EXERCISE PROMPT
Where does the word "Relationships" show up in the data? Please find each such line and copy it.

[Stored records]

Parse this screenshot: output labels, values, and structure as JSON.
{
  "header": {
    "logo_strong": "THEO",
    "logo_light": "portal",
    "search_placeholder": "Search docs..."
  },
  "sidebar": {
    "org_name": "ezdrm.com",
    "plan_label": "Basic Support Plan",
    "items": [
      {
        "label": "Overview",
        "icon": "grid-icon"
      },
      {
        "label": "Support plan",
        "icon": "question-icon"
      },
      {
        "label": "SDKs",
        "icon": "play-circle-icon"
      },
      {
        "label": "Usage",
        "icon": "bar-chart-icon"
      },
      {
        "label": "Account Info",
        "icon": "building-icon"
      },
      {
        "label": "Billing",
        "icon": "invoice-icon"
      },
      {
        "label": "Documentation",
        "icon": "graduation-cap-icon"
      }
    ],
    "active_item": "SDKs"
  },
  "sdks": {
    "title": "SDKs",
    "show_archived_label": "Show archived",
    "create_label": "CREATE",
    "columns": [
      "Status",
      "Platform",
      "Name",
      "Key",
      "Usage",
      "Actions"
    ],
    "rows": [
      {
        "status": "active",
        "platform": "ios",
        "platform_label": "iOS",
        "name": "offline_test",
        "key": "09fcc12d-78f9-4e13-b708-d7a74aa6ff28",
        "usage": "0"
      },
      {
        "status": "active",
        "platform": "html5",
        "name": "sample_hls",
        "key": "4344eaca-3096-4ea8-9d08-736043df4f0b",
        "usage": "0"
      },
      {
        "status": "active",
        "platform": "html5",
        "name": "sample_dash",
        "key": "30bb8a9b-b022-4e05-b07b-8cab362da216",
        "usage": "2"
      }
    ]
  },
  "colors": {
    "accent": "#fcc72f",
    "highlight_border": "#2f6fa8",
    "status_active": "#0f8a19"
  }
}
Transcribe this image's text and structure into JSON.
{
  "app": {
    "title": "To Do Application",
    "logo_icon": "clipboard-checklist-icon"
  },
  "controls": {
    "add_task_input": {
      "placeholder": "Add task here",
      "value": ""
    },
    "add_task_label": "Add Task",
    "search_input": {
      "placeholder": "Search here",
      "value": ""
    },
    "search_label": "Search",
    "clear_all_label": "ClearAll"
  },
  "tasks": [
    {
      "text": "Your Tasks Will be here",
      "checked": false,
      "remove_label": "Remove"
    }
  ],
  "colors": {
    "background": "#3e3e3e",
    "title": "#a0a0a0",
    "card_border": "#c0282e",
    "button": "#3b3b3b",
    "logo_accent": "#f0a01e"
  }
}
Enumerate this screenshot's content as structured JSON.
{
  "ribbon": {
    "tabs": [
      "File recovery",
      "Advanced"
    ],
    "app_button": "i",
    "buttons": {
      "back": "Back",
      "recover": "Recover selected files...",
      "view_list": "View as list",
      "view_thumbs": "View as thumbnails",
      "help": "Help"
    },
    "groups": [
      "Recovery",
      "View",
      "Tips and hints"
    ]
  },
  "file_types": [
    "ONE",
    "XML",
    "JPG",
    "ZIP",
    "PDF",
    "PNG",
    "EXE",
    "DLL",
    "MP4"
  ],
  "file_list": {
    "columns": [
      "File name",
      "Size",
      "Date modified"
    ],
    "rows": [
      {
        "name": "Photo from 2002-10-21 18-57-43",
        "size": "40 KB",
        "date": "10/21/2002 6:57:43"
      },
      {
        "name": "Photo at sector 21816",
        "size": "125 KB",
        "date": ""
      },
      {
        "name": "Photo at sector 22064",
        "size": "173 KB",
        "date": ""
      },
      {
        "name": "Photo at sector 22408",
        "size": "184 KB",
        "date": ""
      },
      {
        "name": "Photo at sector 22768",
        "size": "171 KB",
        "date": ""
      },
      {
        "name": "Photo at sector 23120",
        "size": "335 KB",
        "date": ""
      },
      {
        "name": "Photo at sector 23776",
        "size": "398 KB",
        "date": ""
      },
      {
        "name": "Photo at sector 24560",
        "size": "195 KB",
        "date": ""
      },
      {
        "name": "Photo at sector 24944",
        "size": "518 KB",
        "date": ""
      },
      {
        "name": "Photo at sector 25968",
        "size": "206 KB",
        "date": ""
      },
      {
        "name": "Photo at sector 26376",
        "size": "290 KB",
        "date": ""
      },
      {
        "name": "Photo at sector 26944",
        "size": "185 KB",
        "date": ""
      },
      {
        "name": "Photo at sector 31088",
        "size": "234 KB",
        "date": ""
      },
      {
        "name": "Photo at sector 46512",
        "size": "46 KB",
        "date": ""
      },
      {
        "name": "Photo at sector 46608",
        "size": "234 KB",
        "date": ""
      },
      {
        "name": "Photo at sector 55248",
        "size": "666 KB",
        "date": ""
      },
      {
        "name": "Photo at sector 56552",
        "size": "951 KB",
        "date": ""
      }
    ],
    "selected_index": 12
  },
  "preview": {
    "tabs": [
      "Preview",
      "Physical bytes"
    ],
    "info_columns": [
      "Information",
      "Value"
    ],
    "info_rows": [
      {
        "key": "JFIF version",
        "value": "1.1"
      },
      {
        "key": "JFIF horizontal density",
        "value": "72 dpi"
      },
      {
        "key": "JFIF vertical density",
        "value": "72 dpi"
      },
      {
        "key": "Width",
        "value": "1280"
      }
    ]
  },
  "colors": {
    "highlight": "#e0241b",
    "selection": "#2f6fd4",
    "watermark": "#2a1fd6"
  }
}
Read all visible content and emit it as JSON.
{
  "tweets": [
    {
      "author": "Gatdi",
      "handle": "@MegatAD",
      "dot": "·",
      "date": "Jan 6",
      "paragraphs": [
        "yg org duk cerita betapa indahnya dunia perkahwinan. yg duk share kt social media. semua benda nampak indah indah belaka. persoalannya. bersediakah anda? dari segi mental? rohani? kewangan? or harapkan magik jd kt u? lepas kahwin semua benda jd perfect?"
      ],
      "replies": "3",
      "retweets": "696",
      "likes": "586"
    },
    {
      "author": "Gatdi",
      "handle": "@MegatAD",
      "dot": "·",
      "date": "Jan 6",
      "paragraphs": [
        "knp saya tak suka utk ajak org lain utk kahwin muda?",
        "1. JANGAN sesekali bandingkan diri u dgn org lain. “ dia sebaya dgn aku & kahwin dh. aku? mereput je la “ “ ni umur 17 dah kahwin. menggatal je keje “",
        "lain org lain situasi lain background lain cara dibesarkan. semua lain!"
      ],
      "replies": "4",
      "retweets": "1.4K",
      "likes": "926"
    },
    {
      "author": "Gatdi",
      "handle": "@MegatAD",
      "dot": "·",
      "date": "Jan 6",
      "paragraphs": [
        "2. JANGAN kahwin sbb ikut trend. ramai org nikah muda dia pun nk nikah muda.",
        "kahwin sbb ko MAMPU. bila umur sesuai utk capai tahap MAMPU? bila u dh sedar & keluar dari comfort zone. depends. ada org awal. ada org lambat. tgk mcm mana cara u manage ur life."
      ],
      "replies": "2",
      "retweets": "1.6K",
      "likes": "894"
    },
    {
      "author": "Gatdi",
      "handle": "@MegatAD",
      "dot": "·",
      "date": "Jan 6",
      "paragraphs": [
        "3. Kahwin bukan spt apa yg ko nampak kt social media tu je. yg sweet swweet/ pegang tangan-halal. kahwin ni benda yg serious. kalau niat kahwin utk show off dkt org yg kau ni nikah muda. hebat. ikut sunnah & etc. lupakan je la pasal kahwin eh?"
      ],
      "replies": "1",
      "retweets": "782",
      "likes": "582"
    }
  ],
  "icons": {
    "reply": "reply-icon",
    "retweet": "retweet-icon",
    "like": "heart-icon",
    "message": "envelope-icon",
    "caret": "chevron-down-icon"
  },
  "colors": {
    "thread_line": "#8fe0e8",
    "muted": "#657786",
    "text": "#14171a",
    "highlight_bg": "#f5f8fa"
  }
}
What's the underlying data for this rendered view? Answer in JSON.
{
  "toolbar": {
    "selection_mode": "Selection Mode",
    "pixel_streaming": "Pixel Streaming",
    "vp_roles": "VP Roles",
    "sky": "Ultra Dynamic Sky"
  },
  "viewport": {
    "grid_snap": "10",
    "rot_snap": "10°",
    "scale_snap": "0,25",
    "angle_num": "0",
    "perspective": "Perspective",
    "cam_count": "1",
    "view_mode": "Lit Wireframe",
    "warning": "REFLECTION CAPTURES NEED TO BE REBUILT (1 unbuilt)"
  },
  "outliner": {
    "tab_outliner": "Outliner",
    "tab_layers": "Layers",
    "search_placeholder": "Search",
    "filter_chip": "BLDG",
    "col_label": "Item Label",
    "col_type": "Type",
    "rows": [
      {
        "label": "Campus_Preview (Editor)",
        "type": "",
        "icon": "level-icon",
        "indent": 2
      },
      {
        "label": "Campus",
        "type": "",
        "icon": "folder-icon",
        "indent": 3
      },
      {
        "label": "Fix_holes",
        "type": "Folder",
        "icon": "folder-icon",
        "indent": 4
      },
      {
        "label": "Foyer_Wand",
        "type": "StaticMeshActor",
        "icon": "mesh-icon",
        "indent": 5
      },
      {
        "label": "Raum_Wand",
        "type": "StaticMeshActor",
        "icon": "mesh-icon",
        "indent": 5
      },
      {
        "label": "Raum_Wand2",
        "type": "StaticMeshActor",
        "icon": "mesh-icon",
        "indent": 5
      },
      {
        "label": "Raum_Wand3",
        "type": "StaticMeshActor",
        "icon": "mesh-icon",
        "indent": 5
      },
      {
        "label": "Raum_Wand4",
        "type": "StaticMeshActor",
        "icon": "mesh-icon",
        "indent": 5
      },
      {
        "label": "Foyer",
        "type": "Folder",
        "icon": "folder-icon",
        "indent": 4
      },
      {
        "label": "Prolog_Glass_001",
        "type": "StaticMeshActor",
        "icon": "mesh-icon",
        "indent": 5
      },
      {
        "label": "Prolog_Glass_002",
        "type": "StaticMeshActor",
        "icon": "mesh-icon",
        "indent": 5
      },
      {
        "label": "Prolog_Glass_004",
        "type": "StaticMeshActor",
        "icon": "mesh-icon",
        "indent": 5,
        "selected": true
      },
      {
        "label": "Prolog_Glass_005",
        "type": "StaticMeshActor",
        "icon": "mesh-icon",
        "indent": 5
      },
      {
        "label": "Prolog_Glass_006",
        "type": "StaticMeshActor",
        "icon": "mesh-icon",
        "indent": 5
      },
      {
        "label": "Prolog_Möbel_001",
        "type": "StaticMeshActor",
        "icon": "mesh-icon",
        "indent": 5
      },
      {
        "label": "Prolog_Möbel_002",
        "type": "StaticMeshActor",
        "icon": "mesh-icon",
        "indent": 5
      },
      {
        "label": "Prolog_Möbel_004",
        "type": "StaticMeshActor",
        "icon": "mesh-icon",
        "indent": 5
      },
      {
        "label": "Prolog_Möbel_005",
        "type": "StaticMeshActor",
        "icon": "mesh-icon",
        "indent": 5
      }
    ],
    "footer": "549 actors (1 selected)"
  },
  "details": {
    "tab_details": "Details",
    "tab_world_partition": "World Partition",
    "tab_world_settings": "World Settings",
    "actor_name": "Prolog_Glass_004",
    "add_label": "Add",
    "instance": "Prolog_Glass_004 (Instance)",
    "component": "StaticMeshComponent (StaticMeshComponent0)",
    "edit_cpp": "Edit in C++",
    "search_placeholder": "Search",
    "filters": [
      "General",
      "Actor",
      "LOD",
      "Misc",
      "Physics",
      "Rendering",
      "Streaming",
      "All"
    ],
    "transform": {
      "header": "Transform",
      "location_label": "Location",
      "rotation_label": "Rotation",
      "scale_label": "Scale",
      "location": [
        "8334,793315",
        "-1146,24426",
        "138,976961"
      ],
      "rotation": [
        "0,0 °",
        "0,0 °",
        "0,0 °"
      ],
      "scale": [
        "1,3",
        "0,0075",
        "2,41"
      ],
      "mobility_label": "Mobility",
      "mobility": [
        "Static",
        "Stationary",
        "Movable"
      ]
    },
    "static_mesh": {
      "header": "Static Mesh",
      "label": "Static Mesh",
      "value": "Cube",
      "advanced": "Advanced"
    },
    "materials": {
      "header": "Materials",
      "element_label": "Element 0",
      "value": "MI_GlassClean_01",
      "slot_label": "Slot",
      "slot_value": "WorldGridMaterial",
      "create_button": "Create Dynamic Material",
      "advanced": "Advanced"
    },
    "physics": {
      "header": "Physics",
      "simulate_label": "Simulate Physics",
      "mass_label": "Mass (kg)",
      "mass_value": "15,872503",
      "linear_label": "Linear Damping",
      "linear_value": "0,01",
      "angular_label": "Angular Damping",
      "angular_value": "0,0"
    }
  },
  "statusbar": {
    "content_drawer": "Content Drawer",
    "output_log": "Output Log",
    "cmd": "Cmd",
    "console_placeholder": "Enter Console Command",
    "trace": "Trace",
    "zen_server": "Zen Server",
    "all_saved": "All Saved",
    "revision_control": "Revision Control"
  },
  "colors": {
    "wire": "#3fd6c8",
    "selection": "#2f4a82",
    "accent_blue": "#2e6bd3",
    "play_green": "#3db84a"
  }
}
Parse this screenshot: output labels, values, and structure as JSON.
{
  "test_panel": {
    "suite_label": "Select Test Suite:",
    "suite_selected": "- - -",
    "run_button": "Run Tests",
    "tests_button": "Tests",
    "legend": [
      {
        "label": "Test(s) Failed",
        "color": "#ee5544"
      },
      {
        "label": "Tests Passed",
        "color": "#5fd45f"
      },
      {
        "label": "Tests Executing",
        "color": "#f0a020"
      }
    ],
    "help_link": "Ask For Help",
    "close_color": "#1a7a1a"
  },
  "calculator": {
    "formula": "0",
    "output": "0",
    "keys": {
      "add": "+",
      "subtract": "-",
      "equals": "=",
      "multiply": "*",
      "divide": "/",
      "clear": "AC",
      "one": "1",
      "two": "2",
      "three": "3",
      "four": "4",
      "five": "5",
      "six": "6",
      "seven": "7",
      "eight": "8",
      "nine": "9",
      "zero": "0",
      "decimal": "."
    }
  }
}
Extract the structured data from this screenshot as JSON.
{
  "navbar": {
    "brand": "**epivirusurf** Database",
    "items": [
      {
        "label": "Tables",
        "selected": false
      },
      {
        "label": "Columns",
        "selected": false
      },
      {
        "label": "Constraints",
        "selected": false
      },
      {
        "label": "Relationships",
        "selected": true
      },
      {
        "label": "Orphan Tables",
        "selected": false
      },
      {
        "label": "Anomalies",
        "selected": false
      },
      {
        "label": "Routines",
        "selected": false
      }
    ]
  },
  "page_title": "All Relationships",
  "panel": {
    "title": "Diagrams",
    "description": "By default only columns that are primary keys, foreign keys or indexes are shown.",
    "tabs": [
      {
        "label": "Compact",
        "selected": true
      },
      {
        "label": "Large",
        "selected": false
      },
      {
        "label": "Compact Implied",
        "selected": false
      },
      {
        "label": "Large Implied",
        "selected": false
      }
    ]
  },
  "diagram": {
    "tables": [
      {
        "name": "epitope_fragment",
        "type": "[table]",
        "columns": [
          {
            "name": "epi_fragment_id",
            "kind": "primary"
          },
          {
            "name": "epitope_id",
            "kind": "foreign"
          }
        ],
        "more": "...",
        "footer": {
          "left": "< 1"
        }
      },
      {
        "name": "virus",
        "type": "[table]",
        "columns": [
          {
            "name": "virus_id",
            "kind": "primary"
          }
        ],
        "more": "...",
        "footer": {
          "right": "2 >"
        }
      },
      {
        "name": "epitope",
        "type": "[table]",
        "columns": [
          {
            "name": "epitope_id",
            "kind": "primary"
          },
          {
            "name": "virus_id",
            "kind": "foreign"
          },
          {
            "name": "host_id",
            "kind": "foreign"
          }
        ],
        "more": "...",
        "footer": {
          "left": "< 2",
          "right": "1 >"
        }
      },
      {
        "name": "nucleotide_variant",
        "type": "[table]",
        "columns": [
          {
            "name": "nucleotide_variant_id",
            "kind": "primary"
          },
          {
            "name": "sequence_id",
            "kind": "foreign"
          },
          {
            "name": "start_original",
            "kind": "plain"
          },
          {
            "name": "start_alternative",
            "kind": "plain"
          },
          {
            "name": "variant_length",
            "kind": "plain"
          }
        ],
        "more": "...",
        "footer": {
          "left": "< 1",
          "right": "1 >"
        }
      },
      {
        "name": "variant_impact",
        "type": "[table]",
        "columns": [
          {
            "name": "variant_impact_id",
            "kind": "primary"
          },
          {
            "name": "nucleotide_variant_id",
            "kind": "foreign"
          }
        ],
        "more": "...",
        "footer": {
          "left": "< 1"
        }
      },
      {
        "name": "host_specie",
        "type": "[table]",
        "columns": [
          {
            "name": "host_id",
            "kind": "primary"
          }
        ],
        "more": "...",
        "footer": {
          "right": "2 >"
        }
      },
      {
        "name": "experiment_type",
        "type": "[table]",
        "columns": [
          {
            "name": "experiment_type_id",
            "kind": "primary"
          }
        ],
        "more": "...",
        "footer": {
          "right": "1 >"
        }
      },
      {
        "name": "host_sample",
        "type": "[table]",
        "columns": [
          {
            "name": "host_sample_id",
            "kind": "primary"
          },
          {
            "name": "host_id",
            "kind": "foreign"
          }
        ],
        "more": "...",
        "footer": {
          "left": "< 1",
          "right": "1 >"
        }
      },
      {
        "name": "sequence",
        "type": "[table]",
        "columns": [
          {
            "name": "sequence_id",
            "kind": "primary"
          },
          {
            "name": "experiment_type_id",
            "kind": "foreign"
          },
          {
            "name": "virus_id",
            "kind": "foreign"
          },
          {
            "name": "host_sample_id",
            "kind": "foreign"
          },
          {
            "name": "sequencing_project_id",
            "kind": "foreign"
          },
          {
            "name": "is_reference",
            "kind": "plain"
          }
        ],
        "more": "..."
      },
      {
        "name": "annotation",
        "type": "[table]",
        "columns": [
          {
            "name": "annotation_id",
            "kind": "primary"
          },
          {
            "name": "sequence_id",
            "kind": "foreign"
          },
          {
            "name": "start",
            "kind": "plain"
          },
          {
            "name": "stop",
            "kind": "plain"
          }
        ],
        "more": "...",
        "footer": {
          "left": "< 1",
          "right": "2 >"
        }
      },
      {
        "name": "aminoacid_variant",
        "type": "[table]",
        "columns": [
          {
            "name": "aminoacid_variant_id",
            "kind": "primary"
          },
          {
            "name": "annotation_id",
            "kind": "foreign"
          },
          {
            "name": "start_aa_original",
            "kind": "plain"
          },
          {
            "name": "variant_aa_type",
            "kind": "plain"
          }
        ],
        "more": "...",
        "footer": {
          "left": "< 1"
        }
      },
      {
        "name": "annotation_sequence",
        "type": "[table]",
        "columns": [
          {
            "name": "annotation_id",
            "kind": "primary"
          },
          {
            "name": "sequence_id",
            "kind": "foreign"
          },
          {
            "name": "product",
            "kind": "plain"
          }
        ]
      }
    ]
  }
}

ANSWER
        "label": "Relationships",
  "page_title": "All Relationships",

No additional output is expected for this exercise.